Reproduce the entries verbatim; no pictures.

##############################

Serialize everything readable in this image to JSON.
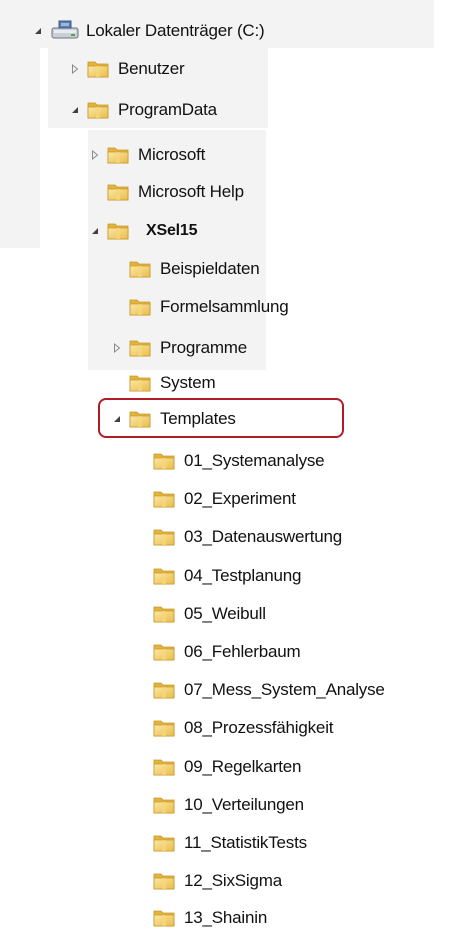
{
  "tree": {
    "drive": {
      "label": "Lokaler Datenträger (C:)",
      "icon": "drive-icon",
      "expanded": true
    },
    "benutzer": {
      "label": "Benutzer",
      "expanded": false
    },
    "programdata": {
      "label": "ProgramData",
      "expanded": true
    },
    "microsoft": {
      "label": "Microsoft",
      "expanded": false
    },
    "microsoft_help": {
      "label": "Microsoft Help"
    },
    "xsel15": {
      "label": "XSel15",
      "expanded": true
    },
    "beispieldaten": {
      "label": "Beispieldaten"
    },
    "formelsammlung": {
      "label": "Formelsammlung"
    },
    "programme": {
      "label": "Programme",
      "expanded": false
    },
    "system": {
      "label": "System"
    },
    "templates": {
      "label": "Templates",
      "expanded": true,
      "highlighted": true
    },
    "template_folders": [
      "01_Systemanalyse",
      "02_Experiment",
      "03_Datenauswertung",
      "04_Testplanung",
      "05_Weibull",
      "06_Fehlerbaum",
      "07_Mess_System_Analyse",
      "08_Prozessfähigkeit",
      "09_Regelkarten",
      "10_Verteilungen",
      "11_StatistikTests",
      "12_SixSigma",
      "13_Shainin"
    ]
  },
  "colors": {
    "highlight_border": "#b01c28",
    "band": "#f3f3f3",
    "folder_light": "#f7d77a",
    "folder_dark": "#e2b43c"
  }
}
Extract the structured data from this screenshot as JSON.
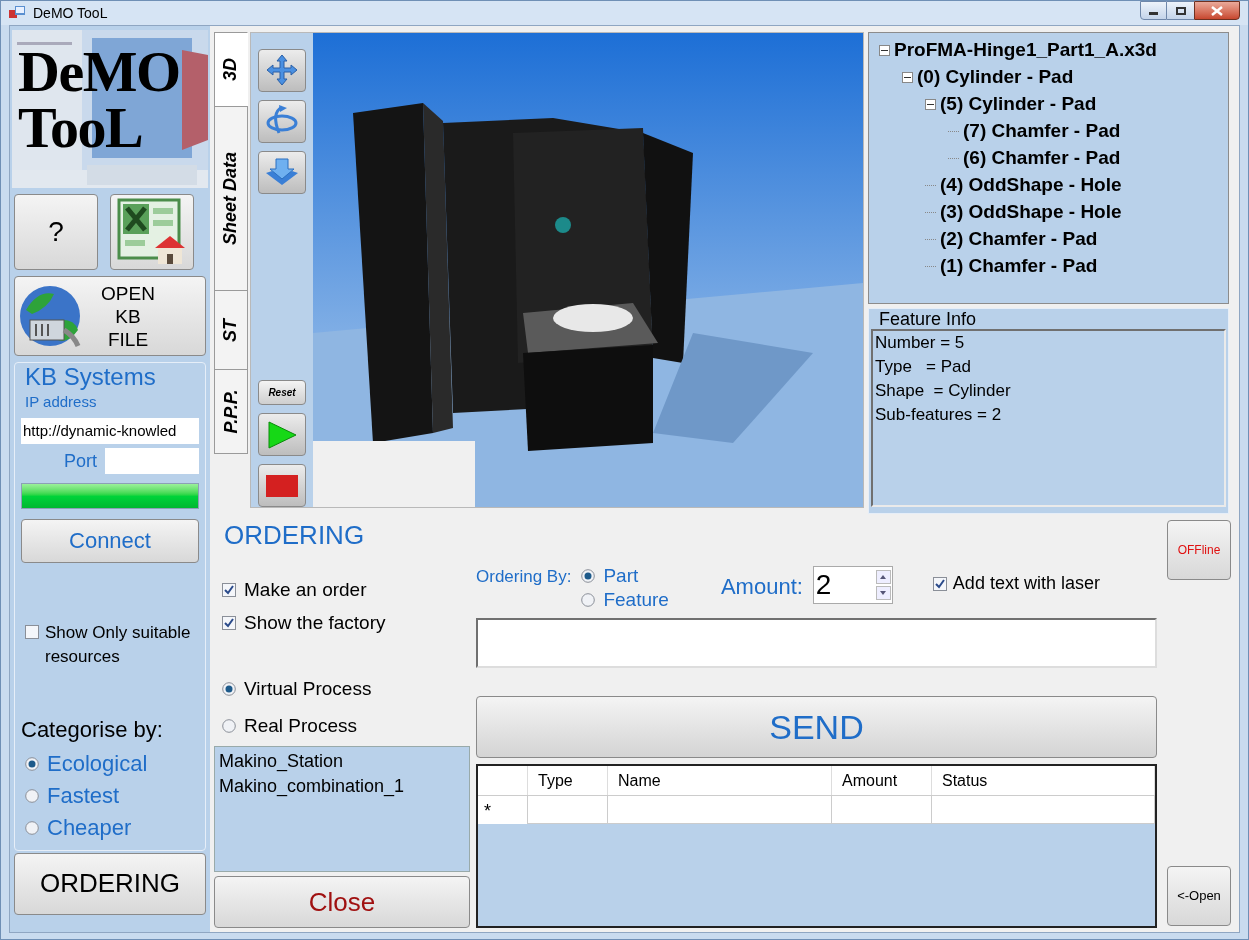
{
  "window": {
    "title": "DeMO TooL"
  },
  "logo": {
    "lines": [
      "DeMO",
      "TooL"
    ]
  },
  "help_button": {
    "label": "?"
  },
  "open_kb_button": {
    "lines": [
      "OPEN",
      "KB",
      "FILE"
    ]
  },
  "kb_systems": {
    "title": "KB Systems",
    "ip_label": "IP address",
    "ip_value": "http://dynamic-knowled",
    "port_label": "Port",
    "progress": {
      "level": 1
    },
    "connect_button": "Connect",
    "show_only": {
      "label": "Show Only suitable resources",
      "checked": false
    },
    "categorise_label": "Categorise by:",
    "categories": [
      {
        "label": "Ecological",
        "selected": true
      },
      {
        "label": "Fastest",
        "selected": false
      },
      {
        "label": "Cheaper",
        "selected": false
      }
    ]
  },
  "ordering_button": "ORDERING",
  "view_tabs": [
    {
      "label": "3D",
      "selected": true
    },
    {
      "label": "Sheet Data",
      "selected": false
    },
    {
      "label": "ST",
      "selected": false
    },
    {
      "label": "P.P.P.",
      "selected": false
    }
  ],
  "viewer_tools": {
    "reset_label": "Reset"
  },
  "tree": [
    {
      "label": "ProFMA-Hinge1_Part1_A.x3d",
      "expanded": true,
      "children": [
        {
          "label": "(0) Cylinder - Pad",
          "expanded": true,
          "children": [
            {
              "label": "(5) Cylinder - Pad",
              "expanded": true,
              "children": [
                {
                  "label": "(7) Chamfer - Pad"
                },
                {
                  "label": "(6) Chamfer - Pad"
                }
              ]
            },
            {
              "label": "(4) OddShape - Hole"
            },
            {
              "label": "(3) OddShape - Hole"
            },
            {
              "label": "(2) Chamfer - Pad"
            },
            {
              "label": "(1) Chamfer - Pad"
            }
          ]
        }
      ]
    }
  ],
  "feature_info": {
    "title": "Feature Info",
    "lines": [
      "Number = 5",
      "Type   = Pad",
      "Shape  = Cylinder",
      "Sub-features = 2"
    ]
  },
  "ordering": {
    "title": "ORDERING",
    "options": [
      {
        "label": "Make an order",
        "checked": true
      },
      {
        "label": "Show the factory",
        "checked": true
      }
    ],
    "process": [
      {
        "label": "Virtual Process",
        "selected": true
      },
      {
        "label": "Real Process",
        "selected": false
      }
    ],
    "resources": [
      "Makino_Station",
      "Makino_combination_1"
    ],
    "close_button": "Close",
    "ordering_by_label": "Ordering By:",
    "ordering_by": [
      {
        "label": "Part",
        "selected": true
      },
      {
        "label": "Feature",
        "selected": false
      }
    ],
    "amount_label": "Amount:",
    "amount_value": "2",
    "laser": {
      "label": "Add text with laser",
      "checked": true
    },
    "send_button": "SEND",
    "table": {
      "columns": [
        "Type",
        "Name",
        "Amount",
        "Status"
      ],
      "new_row_marker": "*"
    }
  },
  "offline_button": "OFFline",
  "open_button": "<-Open"
}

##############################

Reply to the task.
Serialize everything readable in this image to JSON.
{
  "tree": {
    "drive": {
      "label": "Lokaler Datenträger (C:)",
      "icon": "drive-icon",
      "expanded": true
    },
    "benutzer": {
      "label": "Benutzer",
      "expanded": false
    },
    "programdata": {
      "label": "ProgramData",
      "expanded": true
    },
    "microsoft": {
      "label": "Microsoft",
      "expanded": false
    },
    "microsoft_help": {
      "label": "Microsoft Help"
    },
    "xsel15": {
      "label": "XSel15",
      "expanded": true
    },
    "beispieldaten": {
      "label": "Beispieldaten"
    },
    "formelsammlung": {
      "label": "Formelsammlung"
    },
    "programme": {
      "label": "Programme",
      "expanded": false
    },
    "system": {
      "label": "System"
    },
    "templates": {
      "label": "Templates",
      "expanded": true,
      "highlighted": true
    },
    "template_folders": [
      "01_Systemanalyse",
      "02_Experiment",
      "03_Datenauswertung",
      "04_Testplanung",
      "05_Weibull",
      "06_Fehlerbaum",
      "07_Mess_System_Analyse",
      "08_Prozessfähigkeit",
      "09_Regelkarten",
      "10_Verteilungen",
      "11_StatistikTests",
      "12_SixSigma",
      "13_Shainin"
    ]
  },
  "colors": {
    "highlight_border": "#b01c28",
    "band": "#f3f3f3",
    "folder_light": "#f7d77a",
    "folder_dark": "#e2b43c"
  }
}
Extract the structured data from this screenshot as JSON.
{
  "window": {
    "title": "DeMO TooL"
  },
  "logo": {
    "lines": [
      "DeMO",
      "TooL"
    ]
  },
  "help_button": {
    "label": "?"
  },
  "open_kb_button": {
    "lines": [
      "OPEN",
      "KB",
      "FILE"
    ]
  },
  "kb_systems": {
    "title": "KB Systems",
    "ip_label": "IP address",
    "ip_value": "http://dynamic-knowled",
    "port_label": "Port",
    "progress": {
      "level": 1
    },
    "connect_button": "Connect",
    "show_only": {
      "label": "Show Only suitable resources",
      "checked": false
    },
    "categorise_label": "Categorise by:",
    "categories": [
      {
        "label": "Ecological",
        "selected": true
      },
      {
        "label": "Fastest",
        "selected": false
      },
      {
        "label": "Cheaper",
        "selected": false
      }
    ]
  },
  "ordering_button": "ORDERING",
  "view_tabs": [
    {
      "label": "3D",
      "selected": true
    },
    {
      "label": "Sheet Data",
      "selected": false
    },
    {
      "label": "ST",
      "selected": false
    },
    {
      "label": "P.P.P.",
      "selected": false
    }
  ],
  "viewer_tools": {
    "reset_label": "Reset"
  },
  "tree": [
    {
      "label": "ProFMA-Hinge1_Part1_A.x3d",
      "expanded": true,
      "children": [
        {
          "label": "(0) Cylinder - Pad",
          "expanded": true,
          "children": [
            {
              "label": "(5) Cylinder - Pad",
              "expanded": true,
              "children": [
                {
                  "label": "(7) Chamfer - Pad"
                },
                {
                  "label": "(6) Chamfer - Pad"
                }
              ]
            },
            {
              "label": "(4) OddShape - Hole"
            },
            {
              "label": "(3) OddShape - Hole"
            },
            {
              "label": "(2) Chamfer - Pad"
            },
            {
              "label": "(1) Chamfer - Pad"
            }
          ]
        }
      ]
    }
  ],
  "feature_info": {
    "title": "Feature Info",
    "lines": [
      "Number = 5",
      "Type   = Pad",
      "Shape  = Cylinder",
      "Sub-features = 2"
    ]
  },
  "ordering": {
    "title": "ORDERING",
    "options": [
      {
        "label": "Make an order",
        "checked": true
      },
      {
        "label": "Show the factory",
        "checked": true
      }
    ],
    "process": [
      {
        "label": "Virtual Process",
        "selected": true
      },
      {
        "label": "Real Process",
        "selected": false
      }
    ],
    "resources": [
      "Makino_Station",
      "Makino_combination_1"
    ],
    "close_button": "Close",
    "ordering_by_label": "Ordering By:",
    "ordering_by": [
      {
        "label": "Part",
        "selected": true
      },
      {
        "label": "Feature",
        "selected": false
      }
    ],
    "amount_label": "Amount:",
    "amount_value": "2",
    "laser": {
      "label": "Add text with laser",
      "checked": true
    },
    "send_button": "SEND",
    "table": {
      "columns": [
        "Type",
        "Name",
        "Amount",
        "Status"
      ],
      "new_row_marker": "*"
    }
  },
  "offline_button": "OFFline",
  "open_button": "<-Open"
}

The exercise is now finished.